Can grav integrate existing file system resources?


#1

I’ve never used grav. I’m a very database oriented person so it might seem counter intuitive to have an interest in grav but there is a circumstance that I’d like to check into.

I have to deal with an existing file system based knowledge store. Structurally it’s very simple, folders and files organized by topic and date. The root folder is “ref” for reference. A typical section is like this:

ref
–apex (a folder)
----20180901 installation on bolide09 (a folder)
------sometextfile.txt (contains textual info)
------image01.png
------image02.png
–drupal (a folder)
----20180905 update to 8.6.1 (a folder)
------anothertextfile.txt (contains textual info)
------log.log (a text file)
------image01.pgn

and so forth. What’s good about the system as it has has the simplicity and versatility of the file system, and also that is that everything is discoverable in a clunky manner - if we know the topic (apex or drupal) and can approx the time frame, the info will be found. Where is lacks is search, integration, cross referencing, etc.

Is there any chance that grav can (in part) lean on an existing structure like this? Not import the information (which is what I’ve done in my turn-it-into-a-database experiments), but actually tap the existing assets? It can be very low overhead to place whatever resources are useful into the event’s folder. That’s why I have been hesitating to pull it into a db.

My initial guess is that this kind of data adoption will be difficult even for a file based system like grav, but thought it be worth asking. There might be other reasons to evaluation grav but this is my initial interest.

I’m not a php coder so it’d be a compound task to attempt to write something that might extend grav for a purpose like this.


#2

The file structure is similar to how Grav structures its data, but the file naming convention is more rigid. Specifically, the name of the file being rendered needs to match a template in the theme you’re using. (See my Knowledge Base skeleton, specifically the pages folder.) So you’d have to do some file renaming at the very least.

Grav is also based on Markdown with YAML frontmatter. You’d need to make some minor adjustments to the text files to pull in the media, for example, and then add some frontmatter to at the very least clean up the slugs (the names of your folders, which will become part of the final URL).

If you didn’t want to alter the content, you could pull in a gallery of the media files in your page template, but you’d probably still need to add frontmatter to the files to ensure a sane URL structure.


#3

Interesting…thanks. Does it mean that if I adjusted the file and folder names to work with grav, I could somehow “point” Grav at the root dir and Grav would “adopt” the stack?

If the file names have to conform to the few names of the templates that the theme provides, yes that would be a lot of cleanup, but the bigger issue might be that a folder can host multiple files of the same type (textfile1.txt, textfile2.txt). They can’t both have the same name obviously. I’m not sure how I could deal with that. Any cleanup would have to be scripted there are two many folders and files.

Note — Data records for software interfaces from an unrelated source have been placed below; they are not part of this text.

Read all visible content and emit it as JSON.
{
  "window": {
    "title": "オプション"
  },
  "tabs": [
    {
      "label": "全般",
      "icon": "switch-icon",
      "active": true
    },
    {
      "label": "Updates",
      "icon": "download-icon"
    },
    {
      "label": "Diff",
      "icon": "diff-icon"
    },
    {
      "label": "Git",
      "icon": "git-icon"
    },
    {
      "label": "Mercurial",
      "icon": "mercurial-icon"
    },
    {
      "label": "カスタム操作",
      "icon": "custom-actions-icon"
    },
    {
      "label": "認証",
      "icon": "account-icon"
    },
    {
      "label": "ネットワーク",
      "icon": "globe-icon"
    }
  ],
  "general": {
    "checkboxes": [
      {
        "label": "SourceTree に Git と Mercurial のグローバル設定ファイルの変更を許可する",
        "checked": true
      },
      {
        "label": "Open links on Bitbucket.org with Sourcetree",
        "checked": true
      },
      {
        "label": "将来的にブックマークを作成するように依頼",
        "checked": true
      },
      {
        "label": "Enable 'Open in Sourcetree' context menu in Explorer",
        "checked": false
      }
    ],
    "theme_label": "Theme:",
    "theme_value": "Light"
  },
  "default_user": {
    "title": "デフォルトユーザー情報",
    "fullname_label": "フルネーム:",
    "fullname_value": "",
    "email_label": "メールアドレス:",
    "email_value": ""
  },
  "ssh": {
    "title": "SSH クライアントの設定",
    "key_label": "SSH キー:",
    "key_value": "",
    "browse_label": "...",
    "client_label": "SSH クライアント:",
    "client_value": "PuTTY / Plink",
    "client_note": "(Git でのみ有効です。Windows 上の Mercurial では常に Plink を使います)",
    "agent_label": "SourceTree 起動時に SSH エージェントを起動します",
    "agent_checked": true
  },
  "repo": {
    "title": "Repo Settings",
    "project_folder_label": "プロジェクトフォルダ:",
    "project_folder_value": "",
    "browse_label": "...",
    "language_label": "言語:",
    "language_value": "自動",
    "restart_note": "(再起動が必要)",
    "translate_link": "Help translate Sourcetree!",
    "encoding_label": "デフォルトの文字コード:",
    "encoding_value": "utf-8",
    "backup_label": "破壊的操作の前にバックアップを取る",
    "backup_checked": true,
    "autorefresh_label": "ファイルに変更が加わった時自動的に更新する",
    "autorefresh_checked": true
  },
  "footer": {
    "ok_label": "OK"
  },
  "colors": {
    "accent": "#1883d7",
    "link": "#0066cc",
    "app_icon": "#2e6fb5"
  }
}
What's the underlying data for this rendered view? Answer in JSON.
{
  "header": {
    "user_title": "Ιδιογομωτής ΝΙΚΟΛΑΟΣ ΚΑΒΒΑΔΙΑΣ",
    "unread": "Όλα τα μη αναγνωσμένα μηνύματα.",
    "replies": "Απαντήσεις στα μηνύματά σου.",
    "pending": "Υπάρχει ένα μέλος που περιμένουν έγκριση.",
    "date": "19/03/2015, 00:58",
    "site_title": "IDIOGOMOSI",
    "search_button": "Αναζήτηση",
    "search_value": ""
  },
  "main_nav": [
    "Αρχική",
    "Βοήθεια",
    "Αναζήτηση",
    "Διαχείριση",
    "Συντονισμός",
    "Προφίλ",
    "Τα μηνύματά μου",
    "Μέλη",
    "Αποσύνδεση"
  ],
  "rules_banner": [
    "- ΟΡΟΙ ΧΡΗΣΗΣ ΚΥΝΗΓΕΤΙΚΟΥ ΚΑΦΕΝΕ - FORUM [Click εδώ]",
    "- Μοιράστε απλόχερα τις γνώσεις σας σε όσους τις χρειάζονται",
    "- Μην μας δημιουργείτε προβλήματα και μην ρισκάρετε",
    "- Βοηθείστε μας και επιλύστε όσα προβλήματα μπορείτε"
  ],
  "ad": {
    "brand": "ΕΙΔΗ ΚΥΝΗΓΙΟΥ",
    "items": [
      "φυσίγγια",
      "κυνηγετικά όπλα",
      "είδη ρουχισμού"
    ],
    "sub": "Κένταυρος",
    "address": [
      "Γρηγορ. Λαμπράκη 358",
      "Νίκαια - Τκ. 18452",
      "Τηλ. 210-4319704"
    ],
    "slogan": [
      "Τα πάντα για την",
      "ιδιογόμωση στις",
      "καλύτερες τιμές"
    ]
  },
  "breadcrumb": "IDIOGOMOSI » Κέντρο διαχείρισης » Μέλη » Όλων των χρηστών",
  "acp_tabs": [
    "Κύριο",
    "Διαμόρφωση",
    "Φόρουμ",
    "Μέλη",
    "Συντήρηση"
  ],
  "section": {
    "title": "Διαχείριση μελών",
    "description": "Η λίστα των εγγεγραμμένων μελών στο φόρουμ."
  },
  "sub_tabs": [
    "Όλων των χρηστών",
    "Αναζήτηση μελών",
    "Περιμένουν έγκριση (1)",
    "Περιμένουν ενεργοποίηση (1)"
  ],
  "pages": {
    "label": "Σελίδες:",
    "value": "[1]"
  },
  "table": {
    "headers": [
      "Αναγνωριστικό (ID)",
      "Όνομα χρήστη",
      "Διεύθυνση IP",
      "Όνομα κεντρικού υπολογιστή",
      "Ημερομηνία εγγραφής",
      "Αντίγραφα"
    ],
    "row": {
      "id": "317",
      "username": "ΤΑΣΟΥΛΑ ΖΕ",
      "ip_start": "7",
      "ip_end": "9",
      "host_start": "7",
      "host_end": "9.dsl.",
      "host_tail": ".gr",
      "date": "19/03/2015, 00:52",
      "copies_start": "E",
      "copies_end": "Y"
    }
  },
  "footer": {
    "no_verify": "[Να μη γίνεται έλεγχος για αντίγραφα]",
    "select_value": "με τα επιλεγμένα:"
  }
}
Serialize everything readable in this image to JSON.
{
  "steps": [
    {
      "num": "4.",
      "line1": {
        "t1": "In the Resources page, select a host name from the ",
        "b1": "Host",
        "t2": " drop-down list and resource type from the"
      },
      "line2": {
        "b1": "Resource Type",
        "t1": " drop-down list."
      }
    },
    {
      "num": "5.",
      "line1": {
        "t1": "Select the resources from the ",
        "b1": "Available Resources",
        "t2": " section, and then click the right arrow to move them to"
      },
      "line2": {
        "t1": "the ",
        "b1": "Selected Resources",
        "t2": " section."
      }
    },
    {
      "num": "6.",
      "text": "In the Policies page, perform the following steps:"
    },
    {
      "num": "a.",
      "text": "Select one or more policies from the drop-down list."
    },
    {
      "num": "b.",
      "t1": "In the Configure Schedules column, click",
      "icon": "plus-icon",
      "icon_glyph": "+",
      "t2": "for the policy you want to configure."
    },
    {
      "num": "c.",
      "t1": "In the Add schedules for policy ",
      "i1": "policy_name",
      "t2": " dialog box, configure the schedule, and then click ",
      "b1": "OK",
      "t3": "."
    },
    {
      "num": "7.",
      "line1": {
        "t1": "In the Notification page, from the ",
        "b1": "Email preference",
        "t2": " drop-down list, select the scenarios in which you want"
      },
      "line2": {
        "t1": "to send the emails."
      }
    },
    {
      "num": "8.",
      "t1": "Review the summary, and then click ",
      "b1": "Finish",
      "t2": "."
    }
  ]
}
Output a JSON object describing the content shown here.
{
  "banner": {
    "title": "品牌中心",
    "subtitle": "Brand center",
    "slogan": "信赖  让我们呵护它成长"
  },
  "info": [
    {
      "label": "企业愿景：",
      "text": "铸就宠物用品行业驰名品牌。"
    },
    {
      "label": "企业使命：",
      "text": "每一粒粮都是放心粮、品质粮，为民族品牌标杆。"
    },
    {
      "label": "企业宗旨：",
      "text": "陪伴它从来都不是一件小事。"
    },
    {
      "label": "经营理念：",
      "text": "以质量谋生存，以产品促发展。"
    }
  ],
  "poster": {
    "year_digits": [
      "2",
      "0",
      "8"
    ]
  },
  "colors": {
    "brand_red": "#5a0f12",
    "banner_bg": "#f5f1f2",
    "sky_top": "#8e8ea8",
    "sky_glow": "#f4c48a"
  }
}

I should install Grav and get a bit of hands on.


#4

I don’t know how you could avoid manual tweaking. Scripting will take you far, but… The multiple file issue for example is a problem. Those will have to be put in separate folders or combined.

Grav may not be the tool you’re looking for. You could generate a full text index and then just host a search tool that will point them to the files, that they then have to manually go and look up. Or make the files available in a raw format. But if you want to prettify the whole thing, you’re going to have to get your hands dirty at some point.